13. Uribe et al, 200242Perceived barriers to medical error reporting: an exploratory investigationSurvey studyTo explore the factors influencing medical error reporting; to determine the factors' likelihood to act as barriers and to be modified through the implementation of new policies or strategies56 physicians (internal medicine and surgery) and 66 nurses
14. Vincent et al, 199947Reasons for not reporting adverse incidents: an empirical studySurvey studyTo assess (1) whether staff knows about the existence of IRS, (2) staff estimates of the likelihood to report 10 example obstetric incidents and (3) the attitudes towards 10 potential reasons for not reporting incidents42 obstetricians, 156 midwives (of two obstetric units)
15. Wakefield et al, 199644Perceived barriers in reporting medication administration errorsSurvey studyTo assess nurses' perceptions of the reasons why medication administration errors may not be reported1384 nurses of 24 acute care hospitals

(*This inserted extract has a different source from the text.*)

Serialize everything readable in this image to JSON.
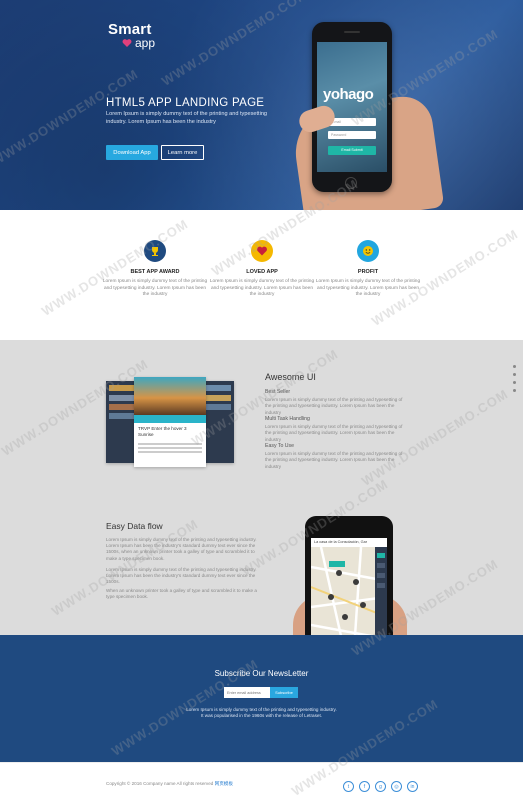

16. Wakefield et al, 199910Understanding why medication administration errors may not be reportedSurvey studyTo develop an instrument to understand why medication administration errors may not be reported; to conduct, therefore, a confirmatory factor analysis to test a four-factor solution of reasons to not report errors and then to analyse results at the unit level1482 nurses from Iowa's acute care hospitals
17. Waring, 200545Beyond blame: cultural barriers to medical incident reporting28 semistructured interviewsTo assess physicians' attitudes towards incident reporting integrating cultural features of medical professionalism to move beyond the often cited notion of “blame culture”Three senior medical representatives and 25 specialist physicians
18. Wild and Bradley, 200546The gap between nurses and residents in a community hospital's error reporting systemSurvey studyTo assess knowledge and use of hospital's error reporting system, perceptions and attitudes towards reporting24 residents, 60 nursing staff
19. Wu et al, 20089Testing the technology acceptance model for evaluating healthcare professionals' intention to use an adverse event reporting systemSurvey studyTo examine what determines the acceptance of adverse event reporting systems by healthcare professionals in testing an extended technology acceptance model that integrates trust and management support290 health professionals from 144 hospitals